There is a fascinating scene towards the end of St. John’s Gospel. Jesus meets his disciples by the Sea of Galilee, and serves them breakfast after guiding them to an enormous catch of fish. After breakfast, he calls out Peter, the disciple who had denied him three times in the court of the High Priest the evening of Maunday Thursday. He poses a question to him (John 21:15): “Simon, son of Jonah, do you love me?” To which Peter replies: “Yes, Lord. You know that I love you.” The identical words are repeated for a second time by both parties. Finally, Jesus asks the question once again, and Peter, exasperated by this time, says “Lord, you know everything. You know that I love you”, and is told once again to “Take care of my sheep.”
What does not appear in most English translations of this story is that there is a subtle and meaningful change in the words that Jesus uses, and this could well be what caused Peter to become so upset.
What is translated into ‘Love’ in English can be one of four different words in the original Greek. Almost always, when Divine and Christian love is referred to, the word used is ‘agape’, which is most closely rendered as ‘caring’, involving not simply a feeling, but rather a behaviour. That is the word with which Jesus addresses Peter. Peter, however, replies using the word ‘philia’, which could be rendered ‘You are my friend’. So when Jesus, the third time, instead of ‘Do you care?’ asks ‘Are you my friend?’ we can understand why Peter gets upset!
God’s love, Divine love, is Covenant love. It is caring that will continue regardless of whether we respond to it or not, even though in the latter case, the caring may involve the same type of discipline that a caring father gives to a disobedient child.
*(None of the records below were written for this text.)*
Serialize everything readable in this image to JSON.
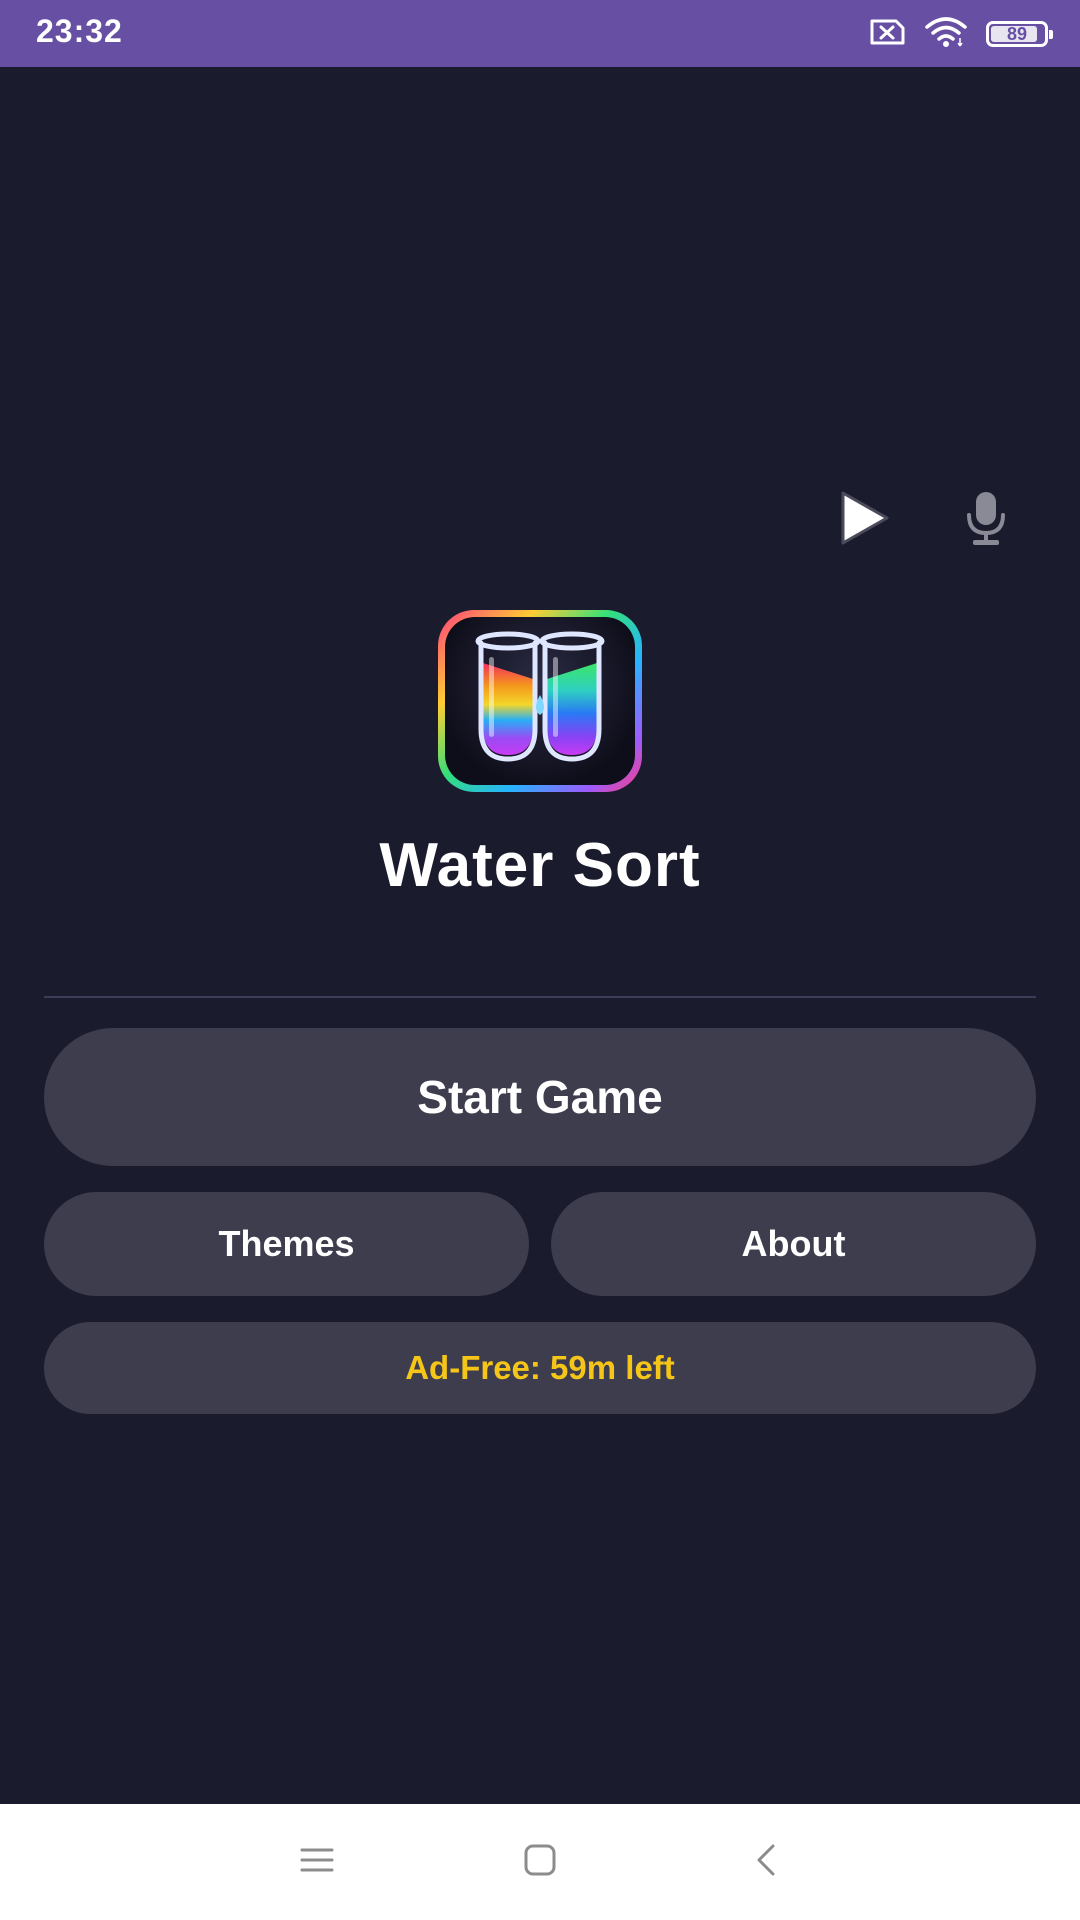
{
  "status_bar": {
    "time": "23:32",
    "battery_level": "89",
    "icons": [
      "no-sim-icon",
      "wifi-icon",
      "battery-icon"
    ],
    "background_color": "#6750a4"
  },
  "controls": {
    "play_icon": "play-icon",
    "mic_icon": "microphone-icon"
  },
  "app": {
    "title": "Water Sort",
    "icon": "water-sort-app-icon"
  },
  "menu": {
    "start_label": "Start Game",
    "themes_label": "Themes",
    "about_label": "About",
    "adfree_label": "Ad-Free: 59m left",
    "adfree_color": "#f5c518",
    "button_color": "#3e3d4e",
    "background_color": "#1b1b2e"
  },
  "nav_bar": {
    "icons": [
      "menu-icon",
      "home-icon",
      "back-icon"
    ]
  }
}
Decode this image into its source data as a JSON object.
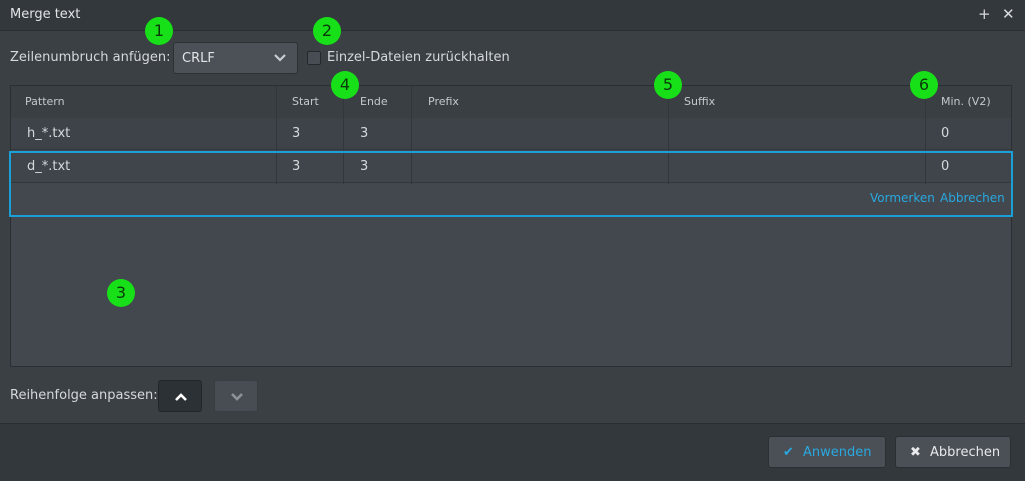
{
  "window": {
    "title": "Merge text",
    "plus_icon": "+",
    "close_icon": "✕"
  },
  "linebreak": {
    "label": "Zeilenumbruch anfügen:",
    "selected": "CRLF"
  },
  "hold_files": {
    "label": "Einzel-Dateien zurückhalten",
    "checked": false
  },
  "grid": {
    "columns": [
      "Pattern",
      "Start",
      "Ende",
      "Prefix",
      "Suffix",
      "Min. (V2)"
    ],
    "rows": [
      {
        "pattern": "h_*.txt",
        "start": "3",
        "ende": "3",
        "prefix": "",
        "suffix": "",
        "min": "0"
      },
      {
        "pattern": "d_*.txt",
        "start": "3",
        "ende": "3",
        "prefix": "",
        "suffix": "",
        "min": "0"
      }
    ],
    "row_actions": {
      "save": "Vormerken",
      "cancel": "Abbrechen"
    }
  },
  "order": {
    "label": "Reihenfolge anpassen:"
  },
  "footer": {
    "apply": "Anwenden",
    "cancel": "Abbrechen"
  },
  "markers": [
    "1",
    "2",
    "3",
    "4",
    "5",
    "6"
  ],
  "colors": {
    "accent": "#1aa0d6",
    "marker": "#18e018",
    "background": "#3b4045"
  }
}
Human love is at a lower level. Contract love (philia) is for our advantage as much as that of another—“You be nice to me, and I will be nice to you, but if you will not, then our relationship is at an end”, or as a lawyer would define it, “Termination of Contract by Breach.” How many marriages in our modern world are failing, because what should have been a Covenant has been treated as a Contract!
In St. Luke’s Gospel (6:32-35), Jesus is perfectly clear: “If you love only the people who love you, why should you receive a blessing? Even sinners love those who love them! … No! Love your enemies and do good to them; lend and expect nothing back. You will then have a great reward, and be sons of the Most High God…”
On the human level, that is a very tall order, and all of us likely fall short at times. But that is precisely what this season of Pentecost is all about. God’s gift of the Holy Spirit, “to those who ask him” (Luke 11:13) is the key by which we are empowered to follow this higher and harder way, the door to the Kingdom of Heaven is opened for us, our life with God and our life with our neighbours moves from Contract to Covenant, and the Kingdom of Heaven, as a result of God’s faithfulness, becomes His precious gift to us.